> **RECORDS PROVIDED**:
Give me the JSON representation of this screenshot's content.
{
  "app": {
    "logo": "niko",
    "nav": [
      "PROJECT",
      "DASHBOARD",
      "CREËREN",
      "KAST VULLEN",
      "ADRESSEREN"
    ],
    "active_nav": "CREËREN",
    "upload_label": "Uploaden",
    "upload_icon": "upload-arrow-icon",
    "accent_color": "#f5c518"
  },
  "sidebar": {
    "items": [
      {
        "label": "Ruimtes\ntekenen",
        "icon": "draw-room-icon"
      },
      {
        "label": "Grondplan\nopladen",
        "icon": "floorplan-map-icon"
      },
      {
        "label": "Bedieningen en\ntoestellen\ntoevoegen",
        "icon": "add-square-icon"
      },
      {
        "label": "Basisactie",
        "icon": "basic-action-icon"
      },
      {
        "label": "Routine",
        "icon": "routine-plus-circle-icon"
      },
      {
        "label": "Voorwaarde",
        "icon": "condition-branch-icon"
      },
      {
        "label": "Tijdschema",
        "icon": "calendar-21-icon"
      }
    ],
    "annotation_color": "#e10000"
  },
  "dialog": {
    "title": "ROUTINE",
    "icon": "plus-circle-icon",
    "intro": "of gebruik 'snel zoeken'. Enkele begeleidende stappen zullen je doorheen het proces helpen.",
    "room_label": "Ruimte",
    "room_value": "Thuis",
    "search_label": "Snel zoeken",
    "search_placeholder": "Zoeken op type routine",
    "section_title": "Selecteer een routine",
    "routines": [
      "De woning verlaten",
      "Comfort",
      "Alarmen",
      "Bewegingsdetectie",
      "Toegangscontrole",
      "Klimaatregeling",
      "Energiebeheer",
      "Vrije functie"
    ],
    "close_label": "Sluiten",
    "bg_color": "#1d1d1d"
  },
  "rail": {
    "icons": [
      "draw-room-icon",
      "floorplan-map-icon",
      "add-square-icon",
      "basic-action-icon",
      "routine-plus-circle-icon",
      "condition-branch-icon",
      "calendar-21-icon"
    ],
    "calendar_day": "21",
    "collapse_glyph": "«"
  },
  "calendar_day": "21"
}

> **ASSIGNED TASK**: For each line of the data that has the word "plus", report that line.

> **ANSWER FOR THIS EXERCISE**:
        "icon": "routine-plus-circle-icon"
    "icon": "plus-circle-icon",
      "routine-plus-circle-icon",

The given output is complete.